Earlier this year the Centre for Development and Enterprise (CDE) launched a series of reports on SA’s education system today. The CDE’S Executive Director, Ann Bernstein, pointed out that many countries poorer than SA outperform in key education benchmarks, including Morocco, Egypt, Georgia, Kosovo and Albania.
“We need to ask why SA’s schooling system performs so badly,” says Ms Bernstein. “An accurate diagnosis is a precondition for deciding how to fix this system. The poverty of learners and their families as well as ongoing infrastructural deficits all play a role. However, critical structural issues have to be addressed, including teaching standards.
There are many, many skilled and experienced teachers who change the lives of their pupils. But there aren’t enough of those. Also, the NGO School Days reports that half of SA’s teachers are over the age of 55 and will retire in coming years, and SA is simply not training nearly enough teachers to replace them.
There are some points of light in this dark scene: The improvement in matric results last year is a testament to the dedication of learners and teachers, often under difficult conditions.

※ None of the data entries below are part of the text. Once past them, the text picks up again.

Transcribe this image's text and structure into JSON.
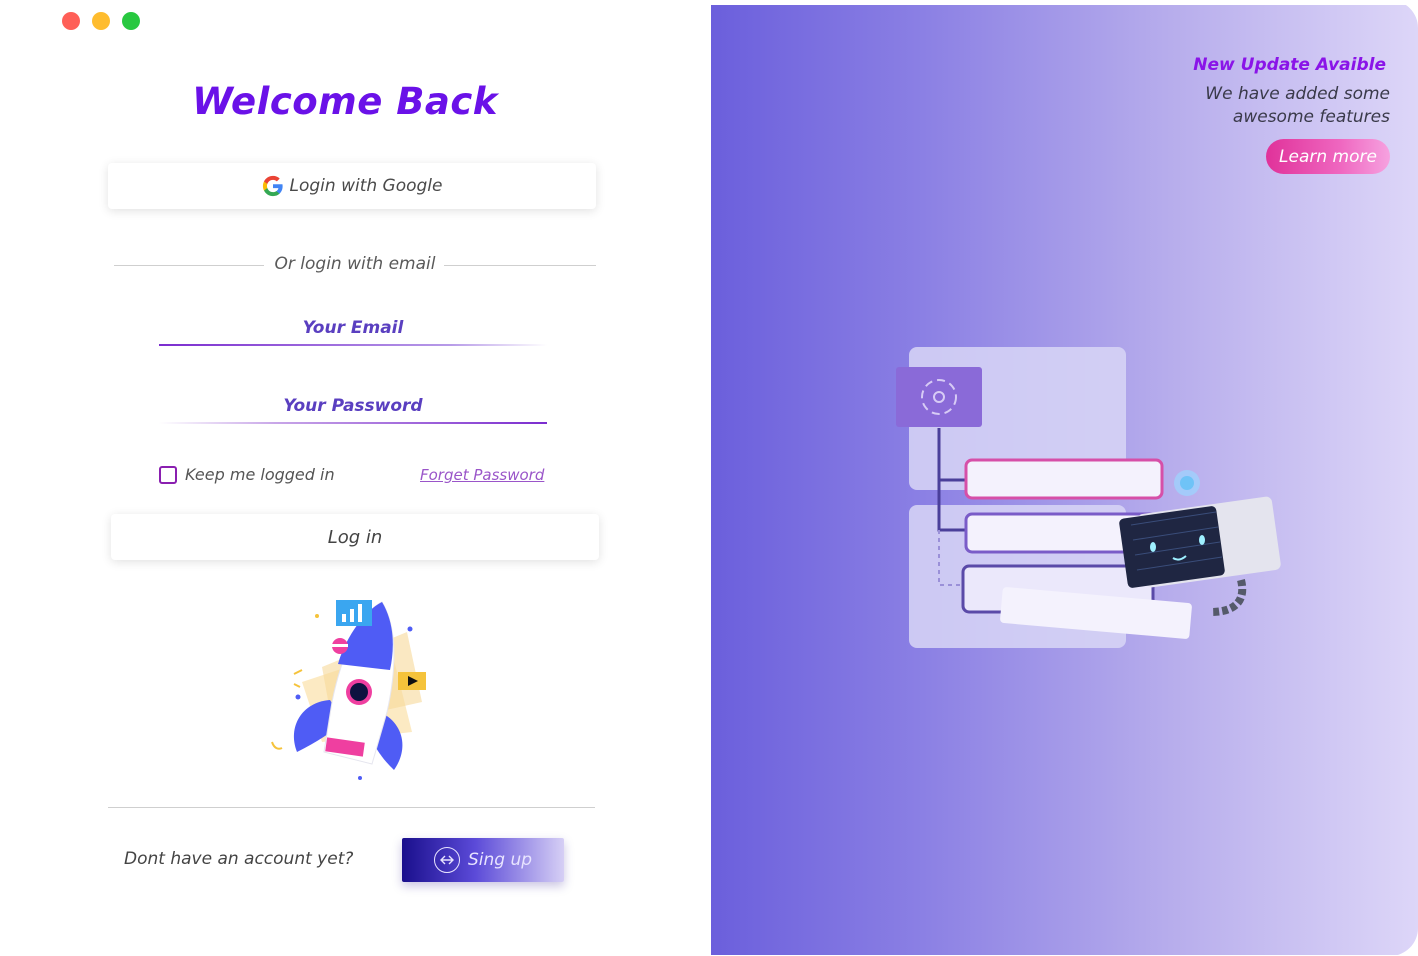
{
  "window": {
    "controls": [
      "close",
      "minimize",
      "maximize"
    ]
  },
  "login": {
    "title": "Welcome Back",
    "google_button": "Login with Google",
    "divider_text": "Or login with email",
    "email_placeholder": "Your Email",
    "password_placeholder": "Your Password",
    "remember_label": "Keep me logged in",
    "forget_link": "Forget Password",
    "login_button": "Log in",
    "no_account_text": "Dont have an account yet?",
    "signup_button": "Sing up"
  },
  "promo": {
    "update_title": "New Update Avaible",
    "update_text": "We have added some awesome features",
    "learn_more_button": "Learn more"
  },
  "colors": {
    "accent": "#6a11e8",
    "panel_gradient_start": "#6b5fdc",
    "panel_gradient_end": "#ddd6f8",
    "learn_more_pink": "#e0329a"
  },
  "icons": [
    "google-icon",
    "signup-icon",
    "rocket-illustration",
    "robot-illustration"
  ]
}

So too are the improved results in ICT studies: maths and science. Nevertheless, the 50% dropout rate throughout the 12-year schooling cycle remains a stain on our society.
But rather than being filled with rage and despair, we must acknowledge that helping deliver quality education has a multiplier effect more potent than other socioeconomic interventions: employability and empowerment to become an entrepreneur and breadwinner.
So, addressing one of SA’s pressing social ills – lack of access to good education at government schools – addresses the others: poverty, unemployment and inequality.
Achieving that is within the grasp of roleplayers in business, civil society and government if they cooperate, and there are good, inspiring examples of where that’s working. We can acknowledge and celebrate that in the knowledge that the scale of the task remains vast and daunting.
Examples: As part of Ford Motor Company of South Africa marking its centenary in this country, 100 early childhood development (ECD) centres will be built in underprivileged areas, funded by Ford South Africa and facilitated by Nelson Mandela Foundation.
The Ford Motor Company Fund and Ford South Africa will fund 100 maths and science labs for primary schools in partnership with Maersk and the Gift of the Givers Foundation.
The fund will award 100 scholarships to highly motivated young South Africans in technical high schools and TVET colleges to promote science, technology, engineering and maths (STEM). The three projects total an R85m investment.
The company has also committed to a five-year, R1m sponsorship for 10 academically distinguished but economically disadvantaged students through the Student Sponsorship Programme (SSP).
Since the inception of the READ Educational Trust in 1999, the company has supported this crucial intervention through Rally to Read, which facilitates teacher training, ensuring that educators are armed with the tools and methodologies required to guide young minds toward literacy and language proficiency.
Many organisations are doing what they can, where they are, with what they have, to address a public education system that’s in tatters. They take to heart Nelson Mandela’s ethos that education is the most powerful weapon to change the world. Will we reach a point where every child who starts Grade 1 will finish matric or an equivalent? We owe it to each generation starting school each year to aim for precisely that.
• Thabo Masete is Human Resources Executive Director at Ford Motor Company of Southern Africa